Elastic potential energy will become the kinetic energy of the arrow when the bow does work on the arrow. 9.7 Conservation of Energy As you draw back the arrow in a bow, you do work stretching the bow. The bow then has potential energy. When released, the arrow has kinetic energy equal to this potential energy. It delivers this energy to its target.

Everywhere along the path of the pendulum bob, the sum of PE and KE is the same. Because of the work done against friction, this energy will eventually be transformed into heat. 9.7 Conservation of Energy Non-useful work can also be called non-useful energy!

9.7Conservation of Energy Why does a tennis ball eventually stop bouncing? Eventually, all of the total mechanical energy is transformed into non-useful energy (heat, sound, movement of fibers) 50 J PE 50 JKE New height less than before means less PE stored 35 J PE Bounce! 35 J KE Bounce! 20 J PE (bounce and so on!) 20 J KE

Slides showing transformation of KE and PE Source: http://www.physicsclassroom.com/mmedia /index.cfm http://www.physicsclassroom.com/mmedia /index.cfm

Watch how KE and gravitational PE transform Where is the KE at the maximum? Where is the PE at the maximum? How is PE stored?

Watch the change in height vs. the change in speed! How does the change in height affect KE and PE?

What happens to KE and TME when the brakes are applied? What work is being done?

Watch the transfer of KE and PE. What happens to the PE when the skier moves down the hill? What happens to the KE and TME when the skier travels over the unpacked snow? What work is done?

Same work, more force, less displacement (from left to right)

think! Suppose that you apply a 60-N horizontal force to a 32 kg package, which pushes it 4 meters across a mailroom floor. How much work do you do on the package? 9.1 Work

think! Suppose that you apply a 60-N horizontal force to a 32-kg package, which pushes it 4 meters across a mailroom floor. How much work do you do on the package? Answer: W = Fd = 60 N × 4 m = 240 J 9.1 Work

9.7Conservation of Energy Same energy transformation applies The 2 J of heat can be called non- useful work (work that is not part of the object’s total mechanical energy). 10 J of PE does 8 J useful work on the arrow and 2 J of non-useful work on the molecules that compose the bow and string and arrow. The arrow has 8 J of KE as a result. Dissipated energy (DE) is amount of energy transferred away from the total mechanical energy. More DE means less KE, which reduces TME, which means less speed! Total Mechanical Energy Non-mechanical Energy (dissipated) Total Mechanical Energy

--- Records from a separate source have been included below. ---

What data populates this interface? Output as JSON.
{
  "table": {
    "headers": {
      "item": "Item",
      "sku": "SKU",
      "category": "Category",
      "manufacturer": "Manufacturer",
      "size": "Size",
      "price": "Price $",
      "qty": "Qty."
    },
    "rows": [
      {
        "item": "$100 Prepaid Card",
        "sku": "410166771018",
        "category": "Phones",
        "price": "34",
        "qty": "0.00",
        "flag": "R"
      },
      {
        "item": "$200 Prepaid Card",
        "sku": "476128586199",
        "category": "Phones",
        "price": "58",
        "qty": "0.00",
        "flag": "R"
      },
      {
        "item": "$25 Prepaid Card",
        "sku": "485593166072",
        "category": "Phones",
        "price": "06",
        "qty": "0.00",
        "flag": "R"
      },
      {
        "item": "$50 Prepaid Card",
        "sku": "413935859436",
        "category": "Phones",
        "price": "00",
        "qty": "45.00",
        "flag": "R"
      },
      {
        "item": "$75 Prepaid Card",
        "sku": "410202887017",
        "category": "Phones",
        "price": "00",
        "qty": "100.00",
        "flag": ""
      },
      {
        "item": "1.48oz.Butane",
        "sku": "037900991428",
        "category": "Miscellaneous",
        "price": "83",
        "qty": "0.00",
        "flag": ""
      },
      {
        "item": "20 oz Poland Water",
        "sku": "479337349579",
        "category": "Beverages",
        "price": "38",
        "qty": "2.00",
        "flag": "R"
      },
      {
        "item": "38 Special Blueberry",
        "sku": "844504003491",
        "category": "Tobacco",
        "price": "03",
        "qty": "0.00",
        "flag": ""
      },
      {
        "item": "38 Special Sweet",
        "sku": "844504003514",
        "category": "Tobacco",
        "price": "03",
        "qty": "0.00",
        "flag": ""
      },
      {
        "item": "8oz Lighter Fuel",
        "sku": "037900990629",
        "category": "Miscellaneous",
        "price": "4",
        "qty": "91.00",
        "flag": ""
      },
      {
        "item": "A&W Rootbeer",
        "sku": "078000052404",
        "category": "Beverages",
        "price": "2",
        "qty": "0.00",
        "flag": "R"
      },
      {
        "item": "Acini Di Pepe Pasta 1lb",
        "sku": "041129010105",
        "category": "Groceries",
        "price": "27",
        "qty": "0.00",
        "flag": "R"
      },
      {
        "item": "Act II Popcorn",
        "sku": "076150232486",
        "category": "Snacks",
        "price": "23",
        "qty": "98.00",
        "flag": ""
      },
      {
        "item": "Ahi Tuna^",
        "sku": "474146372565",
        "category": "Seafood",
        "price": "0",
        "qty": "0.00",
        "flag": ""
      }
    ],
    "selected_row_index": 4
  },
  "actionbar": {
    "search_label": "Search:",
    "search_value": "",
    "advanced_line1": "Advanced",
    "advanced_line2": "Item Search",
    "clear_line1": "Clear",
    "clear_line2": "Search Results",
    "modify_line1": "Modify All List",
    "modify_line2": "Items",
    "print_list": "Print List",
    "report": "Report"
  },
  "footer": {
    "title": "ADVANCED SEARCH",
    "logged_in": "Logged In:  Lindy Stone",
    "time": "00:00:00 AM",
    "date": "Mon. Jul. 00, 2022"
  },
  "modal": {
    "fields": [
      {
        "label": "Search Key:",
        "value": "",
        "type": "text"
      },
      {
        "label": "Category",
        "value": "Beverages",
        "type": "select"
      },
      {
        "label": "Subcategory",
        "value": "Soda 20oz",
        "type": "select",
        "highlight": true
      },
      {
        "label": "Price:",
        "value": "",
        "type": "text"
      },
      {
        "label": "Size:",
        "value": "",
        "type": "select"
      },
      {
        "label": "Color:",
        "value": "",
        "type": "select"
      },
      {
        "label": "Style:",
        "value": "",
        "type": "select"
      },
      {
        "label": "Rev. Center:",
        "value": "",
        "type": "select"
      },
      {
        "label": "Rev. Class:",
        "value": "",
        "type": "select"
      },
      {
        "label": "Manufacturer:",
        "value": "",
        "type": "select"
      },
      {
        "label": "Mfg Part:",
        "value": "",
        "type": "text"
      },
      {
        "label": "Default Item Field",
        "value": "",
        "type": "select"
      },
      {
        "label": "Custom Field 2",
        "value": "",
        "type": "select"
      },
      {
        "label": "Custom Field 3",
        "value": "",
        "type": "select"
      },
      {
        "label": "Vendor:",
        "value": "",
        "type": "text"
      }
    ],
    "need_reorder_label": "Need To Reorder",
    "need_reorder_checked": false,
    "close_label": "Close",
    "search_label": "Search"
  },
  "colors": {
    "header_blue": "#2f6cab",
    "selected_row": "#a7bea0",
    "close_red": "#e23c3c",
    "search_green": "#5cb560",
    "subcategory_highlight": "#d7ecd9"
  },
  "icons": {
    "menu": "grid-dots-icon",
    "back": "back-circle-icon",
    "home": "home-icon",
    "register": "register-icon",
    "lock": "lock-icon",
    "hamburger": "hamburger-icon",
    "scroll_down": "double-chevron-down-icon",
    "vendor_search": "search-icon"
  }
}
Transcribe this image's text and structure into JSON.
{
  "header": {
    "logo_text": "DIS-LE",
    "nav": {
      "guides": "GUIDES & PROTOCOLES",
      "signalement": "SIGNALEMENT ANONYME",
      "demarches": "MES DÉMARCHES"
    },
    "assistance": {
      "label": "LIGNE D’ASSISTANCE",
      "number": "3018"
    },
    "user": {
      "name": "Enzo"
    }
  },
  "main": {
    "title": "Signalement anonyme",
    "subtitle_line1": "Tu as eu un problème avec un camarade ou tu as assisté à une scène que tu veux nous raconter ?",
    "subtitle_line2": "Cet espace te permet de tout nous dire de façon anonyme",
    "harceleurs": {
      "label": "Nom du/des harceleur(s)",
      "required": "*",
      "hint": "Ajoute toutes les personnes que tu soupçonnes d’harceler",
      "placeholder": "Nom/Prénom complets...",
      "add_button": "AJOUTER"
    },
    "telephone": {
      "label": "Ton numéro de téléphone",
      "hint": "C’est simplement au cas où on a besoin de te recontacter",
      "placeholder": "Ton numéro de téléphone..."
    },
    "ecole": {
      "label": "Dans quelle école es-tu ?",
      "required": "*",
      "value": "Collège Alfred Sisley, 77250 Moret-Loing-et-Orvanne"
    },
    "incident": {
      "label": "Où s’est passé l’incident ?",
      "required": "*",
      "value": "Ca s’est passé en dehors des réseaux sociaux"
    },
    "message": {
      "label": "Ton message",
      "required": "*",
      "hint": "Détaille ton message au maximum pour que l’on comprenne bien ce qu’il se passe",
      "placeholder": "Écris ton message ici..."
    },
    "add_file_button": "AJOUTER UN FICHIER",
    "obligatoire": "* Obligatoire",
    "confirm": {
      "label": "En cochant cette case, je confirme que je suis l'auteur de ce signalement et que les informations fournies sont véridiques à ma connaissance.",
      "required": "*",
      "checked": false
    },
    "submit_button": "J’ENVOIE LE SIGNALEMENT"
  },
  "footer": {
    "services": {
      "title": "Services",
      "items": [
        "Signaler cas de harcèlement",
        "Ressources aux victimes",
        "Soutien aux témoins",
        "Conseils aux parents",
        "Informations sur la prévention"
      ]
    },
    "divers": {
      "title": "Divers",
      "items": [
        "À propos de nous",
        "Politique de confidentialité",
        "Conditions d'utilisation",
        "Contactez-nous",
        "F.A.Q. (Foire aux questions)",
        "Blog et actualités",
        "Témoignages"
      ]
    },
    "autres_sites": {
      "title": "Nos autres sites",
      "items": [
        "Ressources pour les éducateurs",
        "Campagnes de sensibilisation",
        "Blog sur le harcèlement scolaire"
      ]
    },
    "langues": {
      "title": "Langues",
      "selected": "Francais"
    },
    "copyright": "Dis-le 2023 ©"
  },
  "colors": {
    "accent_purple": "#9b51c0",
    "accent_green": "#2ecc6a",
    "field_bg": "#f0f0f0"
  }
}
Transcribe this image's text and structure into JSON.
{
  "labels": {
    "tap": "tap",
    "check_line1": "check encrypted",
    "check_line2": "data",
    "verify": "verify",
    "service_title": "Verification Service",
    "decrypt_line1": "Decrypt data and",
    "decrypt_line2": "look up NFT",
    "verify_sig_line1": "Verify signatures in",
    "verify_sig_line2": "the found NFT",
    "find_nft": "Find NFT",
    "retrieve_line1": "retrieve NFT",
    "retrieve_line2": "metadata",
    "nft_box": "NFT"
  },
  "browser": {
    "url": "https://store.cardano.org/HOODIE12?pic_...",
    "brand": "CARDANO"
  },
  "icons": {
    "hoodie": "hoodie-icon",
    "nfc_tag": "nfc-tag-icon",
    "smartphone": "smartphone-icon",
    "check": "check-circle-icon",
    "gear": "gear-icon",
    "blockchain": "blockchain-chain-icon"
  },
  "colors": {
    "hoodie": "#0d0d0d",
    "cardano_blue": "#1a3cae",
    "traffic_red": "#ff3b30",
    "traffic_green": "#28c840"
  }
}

9.7Conservation of Energy The 2 J of heat can be called non- useful work (work that is not part of the object’s total mechanical energy). Dissipated energy (DE) is amount of energy transferred away from the total mechanical energy. More DE means less KE, which reduces TME, which means less speed! Total Mechanical Energy Non-mechanical Energy (dissipated) Total Mechanical Energy

Energy can change from one form to another without a net loss or gain. LAW OF CONSERVATION OF ENERGY!!! (You will learn to identify these transformations)

Download ppt "Work and Energy Unit Chapter 9. Energy The ability to do work or cause change Can be transferred into other forms (energy flow) Is conserved (can neither."

Similar presentations

Ads by Google